Effect of Beta-Adrenergic Blockade on Lung Liquid Secretion During Fetal Asphyxia

Am J Physiol. 1989 Oct;257(4 Pt 2):R705-10. doi: 10.1152/ajpregu.1989.257.4.R705.

Abstract

The hypothesis tested in this study was that beta-adrenergic stimulation is responsible for the inhibition of fetal lung liquid production during moderate fetal asphyxia. In chronically catheterized fetal sheep, net lung liquid production rates were measured over three consecutive periods: a control period, a period of reduced uterine blood flow (RUBF) or epinephrine infusion, and periods of RUBF or epinephrine infusion in the presence of the beta-adrenergic receptor antagonist propranolol. The net production rate of fetal lung liquid was decreased from a mean control value of 7.7 +/- 1.0 to 1.5 +/- 0.4 ml/h (P less than 0.001) by RUBF; the administration of propranolol had no further effect on these liquid production rates (1.1 +/- 0.5 ml/h). In other experiments epinephrine infusion reduced the net production rate of fetal lung liquid from a mean control value of 7.2 +/- 1.4 to 1.7 +/- 1.8 ml/h (P less than 0.025); the addition of propranolol reversed this inhibition (secretion rate 6.1 +/- 1.4 ml/h, P less than 0.005). We conclude that the inhibition of fetal lung liquid production induced by moderate fetal asphyxia does not solely result from catecholamine stimulation of pulmonary beta-receptors.

Publication types

  • Research Support, Non-U.S. Gov't

MeSH terms

  • Animals
  • Asphyxia / embryology
  • Asphyxia / physiopathology*
  • Blood Pressure
  • Carbon Dioxide / blood
  • Epinephrine / pharmacology*
  • Female
  • Fetal Blood / analysis*
  • Fetus / physiology
  • Heart Rate, Fetal*
  • Hydrogen-Ion Concentration
  • Lung / drug effects
  • Lung / embryology
  • Lung / metabolism*
  • Oxygen / blood
  • Oxyhemoglobins / metabolism
  • Partial Pressure
  • Pregnancy
  • Propranolol / pharmacology*
  • Regional Blood Flow
  • Sheep
  • Uterus / blood supply

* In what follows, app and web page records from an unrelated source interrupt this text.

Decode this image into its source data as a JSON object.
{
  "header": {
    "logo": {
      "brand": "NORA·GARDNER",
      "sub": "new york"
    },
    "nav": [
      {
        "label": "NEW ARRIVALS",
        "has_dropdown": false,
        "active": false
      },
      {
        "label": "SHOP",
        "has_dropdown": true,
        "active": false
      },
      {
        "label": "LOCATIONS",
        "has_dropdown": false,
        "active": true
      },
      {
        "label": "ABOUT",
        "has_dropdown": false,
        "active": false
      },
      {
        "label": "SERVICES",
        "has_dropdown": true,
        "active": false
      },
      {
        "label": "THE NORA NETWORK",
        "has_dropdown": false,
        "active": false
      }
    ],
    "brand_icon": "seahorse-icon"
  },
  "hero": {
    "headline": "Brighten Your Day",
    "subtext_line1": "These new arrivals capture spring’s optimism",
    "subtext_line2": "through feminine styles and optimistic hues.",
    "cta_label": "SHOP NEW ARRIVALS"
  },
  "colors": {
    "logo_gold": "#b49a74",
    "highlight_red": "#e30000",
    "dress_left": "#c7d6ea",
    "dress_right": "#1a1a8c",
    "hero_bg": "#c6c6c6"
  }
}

Substances

  • Oxyhemoglobins
  • Carbon Dioxide
  • Propranolol
  • Oxygen
  • Epinephrine